Although analysts expect Fed officials to sound a cheerier note on the economy than in their January meeting, few see the Federal Open Markets Committee (FOMC) pushing interest rates higher Wednesday. Instead, most economists expect Fed policymakers to take a breath in March in what analysts have called a “tactical delay” intended to signal rate hikes may be coming in April or June. 

The two-day meeting that concludes Wednesday afternoon will be followed by a press conference by Yellen -- usually a closely watched event for investors and market participants.

Recent economic data have brought mostly good news for the Fed, and the global market turmoil that opened 2016 — and pushed the Fed to reconsider its previous economic expectations in January — has dissipated somewhat. Additionally, a measure of financial stress maintained by the St. Louis Fed has eased off its February highs, though the metric remains elevated.

Such positive signals should give the Fed a reason for optimism, according to Deutsche Bank analysts led by the bank's chief economist Joseph LaVorgna.  

“With domestic and international equity markets stabilizing — they are up about 10% from their intra-quarter low — the FOMC statement is likely to strike a modestly more positive tone,” the analysts said in a note Tuesday.

On the ground, economic engines continue to fire. Employers added 242,000 jobs to payrolls in February, and the unemployment rate held steady at 4.9 percent — roughly the level that most Fed officials see as the threshold for full employment. Wage pressures also appeared to gather early in the year, though sustained wage growth remains out of reach. 

At the same time, core inflation inched closer to the 2 percent benchmark the Fed has deemed healthy. The prices of goods excluding food and energy rose 1.7 percent in the 12 months ended January. 

“A credible argument can be made for the FOMC to proceed with the ‘flight path’ it had previously outlined,” wrote analysts at Goldman Sachs, noting that the Fed was “within striking distance of its dual mandate” of full employment and moderate inflation. 

Considering the economic fundamentals, a “sigh of relief might be heard at the March FOMC meeting,” Bank of America analysts wrote Tuesday. Like Deutsche Bank, Bank of America expects three rate hikes this year, one shy of the four increases Fed officials had projected in December. 

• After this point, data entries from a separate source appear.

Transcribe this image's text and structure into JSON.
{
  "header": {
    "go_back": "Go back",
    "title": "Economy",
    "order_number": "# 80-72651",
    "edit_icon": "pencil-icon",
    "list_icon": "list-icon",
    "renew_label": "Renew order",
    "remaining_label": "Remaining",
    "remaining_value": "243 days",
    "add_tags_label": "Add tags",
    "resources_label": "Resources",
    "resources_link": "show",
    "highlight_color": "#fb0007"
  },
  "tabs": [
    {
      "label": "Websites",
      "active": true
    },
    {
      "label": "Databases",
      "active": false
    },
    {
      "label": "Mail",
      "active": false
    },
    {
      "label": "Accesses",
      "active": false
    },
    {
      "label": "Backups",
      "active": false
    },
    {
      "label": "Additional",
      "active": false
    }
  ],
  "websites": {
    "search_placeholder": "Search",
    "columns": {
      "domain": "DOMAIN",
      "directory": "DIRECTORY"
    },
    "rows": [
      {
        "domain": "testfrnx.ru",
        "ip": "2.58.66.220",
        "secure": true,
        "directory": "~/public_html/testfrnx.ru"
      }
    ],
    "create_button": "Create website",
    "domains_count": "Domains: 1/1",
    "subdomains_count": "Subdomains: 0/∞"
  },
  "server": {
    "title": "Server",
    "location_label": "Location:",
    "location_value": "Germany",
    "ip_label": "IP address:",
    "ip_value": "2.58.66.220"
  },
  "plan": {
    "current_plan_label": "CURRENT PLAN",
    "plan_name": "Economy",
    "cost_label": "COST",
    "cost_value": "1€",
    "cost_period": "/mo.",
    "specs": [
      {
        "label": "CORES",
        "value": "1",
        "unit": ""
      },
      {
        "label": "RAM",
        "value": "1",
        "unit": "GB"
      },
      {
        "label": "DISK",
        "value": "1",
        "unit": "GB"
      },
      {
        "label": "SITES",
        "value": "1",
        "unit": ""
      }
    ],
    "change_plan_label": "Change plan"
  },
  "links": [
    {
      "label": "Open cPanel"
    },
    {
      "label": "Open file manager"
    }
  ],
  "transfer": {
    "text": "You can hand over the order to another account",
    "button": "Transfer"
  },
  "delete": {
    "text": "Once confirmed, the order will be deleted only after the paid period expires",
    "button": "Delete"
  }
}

With Wednesday's announcement, the Fed will also release summaries of Fed officials' rate expectations known as dot plots, a chart that plots where individual Fed members expect interest rates to be over the near and long-term. Futures based on expectations of benchmark interest rates currently imply almost no chance of a rate increase in March and only one hike by the end of the year. A significant change in that outlook could move the market Wednesday.

The Fed officials’ outlook could be complicated by the decision last week of the European Central Bank to move in the opposite direction, plunging interest rates even further below 0 percent. But the ECB's move could also bring relief to Fed officials concerned about the health of the global economy, Deutsche Bank said. 

“Further accommodation from the ECB and greater clarity on near-term fiscal and monetary policy in China over the last several weeks should also alleviate some fears about growth overseas,” Deutsche Bank wrote in a note.

The Fed is scheduled to announce its rate decision and release economic projections at 2 p.m. EDT, followed by a press conference by Yellen at 2:30 p.m. EDT.